Here is a Care2 article about a clothing company and its Common Threads Initiative based on 4R's: reduce, repair, reuse, and recycle.
At this time, the company recycles clothing. Its website currently states that it expects to launch the fuller Common Threads Initiative in steps over the next year.
I have clothes that I would love to see recycled. They are not good enough to wear but I hate to throw them out. Maybe they can get new lives! Thanks.
Kate what about making a quilt out of your old clothing?
First I have to learn to sew. I actually did start making a quilt many years ago and it disappeared before i finished it. most of them are not fun quilt material. I could try a small one. I'm not much of a sewer though. I'll consider it though.
If you have a sewing machine and the manual, that's all you need to start. It's all about joining two pieces of fabric (even if you're like me and can't do that in a straight line!)
My clothes go in a step down motion; from good to everyday to garden wear then rags. Sometimes I revamp them into pillows or bedding for my kitties. If they are in fairly good condition and I have shrunk them then they go to our second time around shop to raise money for our hospital. Sometimes they go to a clothing drive. As long as they are not just discarded into dumps!
I have a very little one. I had a big one and let someone have it. dumb. Sometimes for me it's a matter of thinking of doing it at the right time. You know how you think of something you need to do but you're on the train or in the car? Then I just have to get up the initiative to do it. I'm going to work on this though.
Kate why not start a quilting bee, that might be helpful on keeping motivated.
I'm actually a loner.
Even donating old clothing to a humane society for them to use as rags or bedding for the animals. They would appreciate the donations.
I don't know about other shelters but the one here doesn't take clothes probably because the animals could get stuck in them. If anyone has blankets, towels, sheets, stuffed animals, they would take those.
Here is a Care2 story about some clothing companies producing more environmentally friendly clothing:
"Game on, Nike and Adidas. Greenpeace is calling you out to see which one of you is stronger on the flats, quicker on the breaks, turns faster and plays harder at a game we're calling 'Detox': Who'll be the first to take action and eliminate hazardous chemical discharges from their supply chain? Who will be the champion of a toxic-free future?"

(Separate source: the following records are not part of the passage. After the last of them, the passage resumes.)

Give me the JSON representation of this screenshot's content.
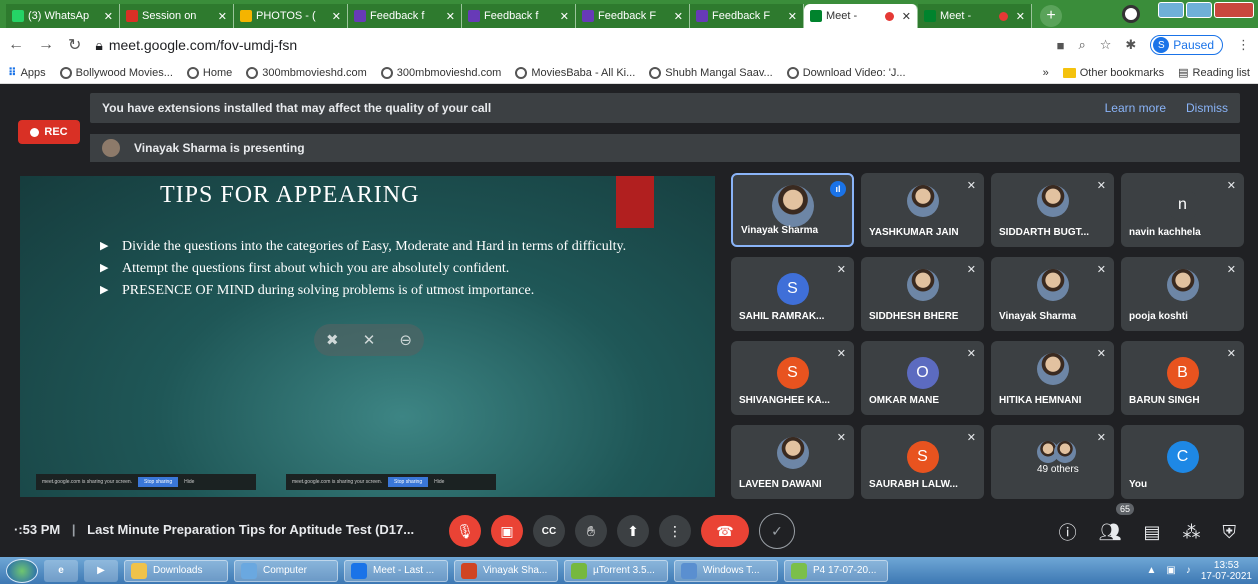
{
  "tabs": [
    {
      "label": "(3) WhatsAp",
      "icon": "whatsapp-icon",
      "color": "#25d366"
    },
    {
      "label": "Session on",
      "icon": "gmail-icon",
      "color": "#d93025"
    },
    {
      "label": "PHOTOS - (",
      "icon": "drive-icon",
      "color": "#f4b400"
    },
    {
      "label": "Feedback f",
      "icon": "forms-icon",
      "color": "#673ab7"
    },
    {
      "label": "Feedback f",
      "icon": "forms-icon",
      "color": "#673ab7"
    },
    {
      "label": "Feedback F",
      "icon": "forms-icon",
      "color": "#673ab7"
    },
    {
      "label": "Feedback F",
      "icon": "forms-icon",
      "color": "#673ab7"
    },
    {
      "label": "Meet -",
      "icon": "meet-icon",
      "color": "#00832d",
      "active": true
    },
    {
      "label": "Meet -",
      "icon": "meet-icon",
      "color": "#00832d"
    }
  ],
  "toolbar": {
    "url": "meet.google.com/fov-umdj-fsn",
    "profile_initial": "S",
    "profile_status": "Paused"
  },
  "bookmarks": {
    "apps": "Apps",
    "items": [
      "Bollywood Movies...",
      "Home",
      "300mbmovieshd.com",
      "300mbmovieshd.com",
      "MoviesBaba - All Ki...",
      "Shubh Mangal Saav...",
      "Download Video: 'J..."
    ],
    "more": "»",
    "other": "Other bookmarks",
    "reading": "Reading list"
  },
  "meet": {
    "banner_text": "You have extensions installed that may affect the quality of your call",
    "learn_more": "Learn more",
    "dismiss": "Dismiss",
    "rec_label": "REC",
    "presenting_text": "Vinayak Sharma is presenting"
  },
  "slide": {
    "title": "TIPS FOR APPEARING",
    "bullets": [
      "Divide the questions into the categories of Easy, Moderate and Hard in terms of difficulty.",
      "Attempt the questions first about which you are absolutely confident.",
      "PRESENCE OF MIND during solving problems is of utmost importance."
    ],
    "share_text": "meet.google.com is sharing your screen.",
    "stop_sharing": "Stop sharing",
    "hide": "Hide"
  },
  "participants": [
    {
      "name": "Vinayak Sharma",
      "type": "photo",
      "speaking": true
    },
    {
      "name": "YASHKUMAR JAIN",
      "type": "photo"
    },
    {
      "name": "SIDDARTH BUGT...",
      "type": "photo"
    },
    {
      "name": "navin kachhela",
      "type": "letter",
      "letter": "n",
      "color": "#3c4043"
    },
    {
      "name": "SAHIL RAMRAK...",
      "type": "letter",
      "letter": "S",
      "color": "#3f6fd8"
    },
    {
      "name": "SIDDHESH BHERE",
      "type": "photo"
    },
    {
      "name": "Vinayak Sharma",
      "type": "photo"
    },
    {
      "name": "pooja koshti",
      "type": "photo"
    },
    {
      "name": "SHIVANGHEE KA...",
      "type": "letter",
      "letter": "S",
      "color": "#e8531f"
    },
    {
      "name": "OMKAR MANE",
      "type": "letter",
      "letter": "O",
      "color": "#5c6bc0"
    },
    {
      "name": "HITIKA HEMNANI",
      "type": "photo"
    },
    {
      "name": "BARUN SINGH",
      "type": "letter",
      "letter": "B",
      "color": "#e8531f"
    },
    {
      "name": "LAVEEN DAWANI",
      "type": "photo"
    },
    {
      "name": "SAURABH LALW...",
      "type": "letter",
      "letter": "S",
      "color": "#e8531f"
    },
    {
      "name": "49 others",
      "type": "group"
    },
    {
      "name": "You",
      "type": "letter",
      "letter": "C",
      "color": "#1e88e5"
    }
  ],
  "bottom": {
    "time": "·:53 PM",
    "meeting_title": "Last Minute Preparation Tips for Aptitude Test (D17...",
    "participant_count": "65"
  },
  "taskbar": {
    "items": [
      {
        "label": "Downloads",
        "color": "#f0c24a"
      },
      {
        "label": "Computer",
        "color": "#6aa8e0"
      },
      {
        "label": "Meet - Last ...",
        "color": "#1a73e8"
      },
      {
        "label": "Vinayak Sha...",
        "color": "#d04423"
      },
      {
        "label": "µTorrent 3.5...",
        "color": "#76b83f"
      },
      {
        "label": "Windows T...",
        "color": "#5a8fd0"
      },
      {
        "label": "P4 17-07-20...",
        "color": "#7bbf4a"
      }
    ],
    "time": "13:53",
    "date": "17-07-2021"
  }
}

Living sustainably may well mean moving away from petroleum-based fibres for products including clothing, and back towards natural fibres such as cotton. For example, here is a recent Care2 article about how washing is polluting the oceans with plastic microfibres:
Let's stop buying clothing made from petroleum-based fibres, and instead buy clothes made from natural fibres. This includes when buying secondhand. we can look for natural fibres.
For those who can afford it, organic cotton sounds good. Here is a wikipedia page on organic cotton: http://en.wikipedia.org/wiki/Organic_cotton . We can help farmers produce organic cotton by redeeming Care2 butterfly credits: http://www.care2.com/rewards/redeem.html .